Cavity nesting birds along an urban-wildland gradient: is human facilitation structuring the bird community?
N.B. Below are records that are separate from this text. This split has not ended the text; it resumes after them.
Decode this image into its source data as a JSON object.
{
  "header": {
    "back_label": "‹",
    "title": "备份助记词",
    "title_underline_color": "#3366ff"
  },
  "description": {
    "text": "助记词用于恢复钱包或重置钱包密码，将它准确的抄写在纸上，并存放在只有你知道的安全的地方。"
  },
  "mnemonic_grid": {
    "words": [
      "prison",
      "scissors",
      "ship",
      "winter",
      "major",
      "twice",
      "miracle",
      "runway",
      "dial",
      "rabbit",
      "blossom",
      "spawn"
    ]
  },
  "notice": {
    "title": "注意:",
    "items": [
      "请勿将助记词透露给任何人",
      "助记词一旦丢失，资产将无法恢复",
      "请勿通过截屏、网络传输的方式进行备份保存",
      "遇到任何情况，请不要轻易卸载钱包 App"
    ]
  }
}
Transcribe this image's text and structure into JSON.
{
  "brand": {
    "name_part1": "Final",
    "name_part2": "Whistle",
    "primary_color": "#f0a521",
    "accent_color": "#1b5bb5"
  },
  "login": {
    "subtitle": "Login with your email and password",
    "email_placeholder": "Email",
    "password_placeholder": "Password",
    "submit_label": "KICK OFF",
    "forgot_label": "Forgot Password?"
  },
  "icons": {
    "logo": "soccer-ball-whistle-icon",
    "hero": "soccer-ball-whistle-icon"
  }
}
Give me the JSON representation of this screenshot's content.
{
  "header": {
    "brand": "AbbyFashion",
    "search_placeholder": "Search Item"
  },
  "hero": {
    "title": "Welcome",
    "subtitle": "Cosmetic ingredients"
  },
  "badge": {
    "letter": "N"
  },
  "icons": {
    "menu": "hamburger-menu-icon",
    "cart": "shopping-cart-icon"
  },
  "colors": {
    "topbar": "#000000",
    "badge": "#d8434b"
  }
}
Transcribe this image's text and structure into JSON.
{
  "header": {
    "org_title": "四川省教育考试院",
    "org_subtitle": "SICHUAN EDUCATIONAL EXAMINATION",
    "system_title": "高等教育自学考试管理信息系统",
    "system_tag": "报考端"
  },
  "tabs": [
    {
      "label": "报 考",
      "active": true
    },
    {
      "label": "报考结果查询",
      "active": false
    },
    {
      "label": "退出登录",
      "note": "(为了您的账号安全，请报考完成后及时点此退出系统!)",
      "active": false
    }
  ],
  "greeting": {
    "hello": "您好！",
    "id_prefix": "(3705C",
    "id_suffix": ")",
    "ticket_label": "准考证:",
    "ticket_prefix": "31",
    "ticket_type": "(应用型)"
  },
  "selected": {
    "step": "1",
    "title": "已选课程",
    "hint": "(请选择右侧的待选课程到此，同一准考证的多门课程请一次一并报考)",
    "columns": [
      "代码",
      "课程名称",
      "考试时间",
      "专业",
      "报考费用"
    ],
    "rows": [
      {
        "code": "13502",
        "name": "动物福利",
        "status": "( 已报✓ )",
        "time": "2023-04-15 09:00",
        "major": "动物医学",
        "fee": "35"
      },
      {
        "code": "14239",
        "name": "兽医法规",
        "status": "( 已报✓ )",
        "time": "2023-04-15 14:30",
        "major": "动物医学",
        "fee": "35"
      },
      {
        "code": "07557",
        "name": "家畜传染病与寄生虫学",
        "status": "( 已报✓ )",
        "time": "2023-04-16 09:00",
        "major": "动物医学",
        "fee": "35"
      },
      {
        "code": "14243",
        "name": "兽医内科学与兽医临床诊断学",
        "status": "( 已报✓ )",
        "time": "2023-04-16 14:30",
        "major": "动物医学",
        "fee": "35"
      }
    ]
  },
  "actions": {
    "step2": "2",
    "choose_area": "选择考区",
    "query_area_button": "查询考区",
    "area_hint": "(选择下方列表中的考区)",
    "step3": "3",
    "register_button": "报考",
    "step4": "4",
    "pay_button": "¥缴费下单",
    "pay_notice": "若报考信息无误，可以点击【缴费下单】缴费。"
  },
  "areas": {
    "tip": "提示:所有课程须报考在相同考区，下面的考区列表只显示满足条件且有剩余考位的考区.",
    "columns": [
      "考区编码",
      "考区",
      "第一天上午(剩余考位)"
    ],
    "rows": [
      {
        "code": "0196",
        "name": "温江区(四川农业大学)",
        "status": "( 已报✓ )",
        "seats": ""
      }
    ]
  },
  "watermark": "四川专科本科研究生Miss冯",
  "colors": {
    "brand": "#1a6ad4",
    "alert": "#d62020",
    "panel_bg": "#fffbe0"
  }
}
Urbanization brings dramatic and sudden changes to ecological conditions affecting natural communities. Cavity-nesting birds, both primary and secondary (hereafter PCN and SCN, respectively), may be limited in this novel environment because of reduced abundance of nesting sites (e.g. snags and cavities) and competition for cavities with non-native species. But humans can also directly and indirectly provide nest sites (e.g., nest boxes, crevices on houses), especially for SCN species, potentially partially compensating for negative effects. We investigated whether and how PCNs and humans facilitated the cavity-nesting bird community along a gradient of urbanization. To do so, we estimated the abundance of cavity-nesting species between 1998 and 2010 at 135, 1-km2 sites that differed in the degree of urbanization (0-100% forest cover). Also, we found 367 nests on a subset of 31 sites. PCNs (n=67 nests) nested mostly on snags (98.5%), while native SCNs (n=141) used both natural (71.63%) and anthropogenic (28.37%) cavities. Non-native SCNs (n=159 nests) used mostly anthropogenic cavities (98.11%). PCN abundance facilitated native SCN abundance on sites with more than 12% forest cover at 1-km2 scale, but not at less forested sites. There, native SCNs nested primarily (59%) in anthropogenic cavities. Human facilitation allowed native SCNs to successfully use and reproduce where snags were scarce, changing the composition and structure of the cavity-nesting bird community within the most urbanized sites. Flexible nest site selection and human facilitation provide new opportunities for native cavity-nesting birds in a rapidly changing world.